Within the records, which lines hold the string "JSON"? Report each one by copying it.

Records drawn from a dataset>
-.-.-

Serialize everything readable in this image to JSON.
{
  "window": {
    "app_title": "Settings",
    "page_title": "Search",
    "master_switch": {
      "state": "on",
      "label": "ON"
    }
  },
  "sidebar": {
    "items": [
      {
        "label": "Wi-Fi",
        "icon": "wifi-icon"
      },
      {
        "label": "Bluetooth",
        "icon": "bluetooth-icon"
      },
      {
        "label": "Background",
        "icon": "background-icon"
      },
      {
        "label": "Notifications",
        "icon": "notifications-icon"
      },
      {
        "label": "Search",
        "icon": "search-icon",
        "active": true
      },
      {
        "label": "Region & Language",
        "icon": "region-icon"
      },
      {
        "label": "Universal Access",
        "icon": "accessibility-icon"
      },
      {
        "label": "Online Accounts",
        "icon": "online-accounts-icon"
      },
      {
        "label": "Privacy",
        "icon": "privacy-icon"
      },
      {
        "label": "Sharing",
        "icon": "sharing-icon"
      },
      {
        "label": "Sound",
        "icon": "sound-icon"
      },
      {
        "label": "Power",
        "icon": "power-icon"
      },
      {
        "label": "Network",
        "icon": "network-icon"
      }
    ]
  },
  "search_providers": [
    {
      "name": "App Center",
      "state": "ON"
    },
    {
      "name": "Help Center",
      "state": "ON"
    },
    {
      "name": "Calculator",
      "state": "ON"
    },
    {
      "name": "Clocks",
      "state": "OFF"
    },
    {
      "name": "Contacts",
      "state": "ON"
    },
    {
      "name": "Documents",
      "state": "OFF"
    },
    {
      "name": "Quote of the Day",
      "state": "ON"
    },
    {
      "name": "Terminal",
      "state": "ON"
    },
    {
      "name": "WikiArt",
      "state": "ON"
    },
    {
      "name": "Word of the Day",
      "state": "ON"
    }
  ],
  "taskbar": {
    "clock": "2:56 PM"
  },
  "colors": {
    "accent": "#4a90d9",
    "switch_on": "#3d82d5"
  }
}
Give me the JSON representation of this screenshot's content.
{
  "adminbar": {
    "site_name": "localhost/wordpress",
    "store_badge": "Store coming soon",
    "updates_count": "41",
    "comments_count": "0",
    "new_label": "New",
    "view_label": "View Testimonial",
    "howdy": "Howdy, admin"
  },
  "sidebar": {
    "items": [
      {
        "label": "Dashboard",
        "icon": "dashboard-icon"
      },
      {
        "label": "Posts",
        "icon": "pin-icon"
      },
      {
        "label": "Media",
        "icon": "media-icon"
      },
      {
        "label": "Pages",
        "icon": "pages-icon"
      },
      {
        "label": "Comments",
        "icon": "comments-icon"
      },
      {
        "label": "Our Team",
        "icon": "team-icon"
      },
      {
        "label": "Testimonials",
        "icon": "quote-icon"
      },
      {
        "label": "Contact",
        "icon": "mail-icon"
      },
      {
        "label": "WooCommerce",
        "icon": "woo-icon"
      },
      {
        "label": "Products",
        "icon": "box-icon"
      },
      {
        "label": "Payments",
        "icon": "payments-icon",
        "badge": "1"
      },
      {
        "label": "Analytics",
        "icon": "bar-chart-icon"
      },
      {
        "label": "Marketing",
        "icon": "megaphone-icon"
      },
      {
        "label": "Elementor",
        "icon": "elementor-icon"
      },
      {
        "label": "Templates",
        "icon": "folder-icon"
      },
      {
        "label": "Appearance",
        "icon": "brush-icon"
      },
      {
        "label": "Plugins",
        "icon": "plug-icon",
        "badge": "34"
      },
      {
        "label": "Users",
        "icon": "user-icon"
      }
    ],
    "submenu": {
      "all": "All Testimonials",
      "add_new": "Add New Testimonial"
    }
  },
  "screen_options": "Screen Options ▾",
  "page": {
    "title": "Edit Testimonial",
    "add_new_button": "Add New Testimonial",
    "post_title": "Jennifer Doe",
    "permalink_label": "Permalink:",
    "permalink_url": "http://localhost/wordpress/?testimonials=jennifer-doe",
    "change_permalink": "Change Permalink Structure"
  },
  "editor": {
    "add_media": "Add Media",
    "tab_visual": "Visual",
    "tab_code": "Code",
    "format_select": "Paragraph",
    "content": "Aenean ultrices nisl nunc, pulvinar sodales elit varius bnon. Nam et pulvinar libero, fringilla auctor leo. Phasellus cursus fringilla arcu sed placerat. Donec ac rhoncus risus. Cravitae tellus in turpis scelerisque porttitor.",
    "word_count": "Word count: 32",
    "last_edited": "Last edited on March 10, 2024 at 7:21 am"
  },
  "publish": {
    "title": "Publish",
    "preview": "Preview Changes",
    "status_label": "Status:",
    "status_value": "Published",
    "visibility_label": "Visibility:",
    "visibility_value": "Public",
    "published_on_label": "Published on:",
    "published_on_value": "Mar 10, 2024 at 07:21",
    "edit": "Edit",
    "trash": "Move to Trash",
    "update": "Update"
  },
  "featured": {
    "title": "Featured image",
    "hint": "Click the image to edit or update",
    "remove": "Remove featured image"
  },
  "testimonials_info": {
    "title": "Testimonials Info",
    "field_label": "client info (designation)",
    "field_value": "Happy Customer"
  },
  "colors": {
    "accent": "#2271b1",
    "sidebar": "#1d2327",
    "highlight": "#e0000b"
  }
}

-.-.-

Answer for this exercise>
Serialize everything readable in this image to JSON.
Give me the JSON representation of this screenshot's content.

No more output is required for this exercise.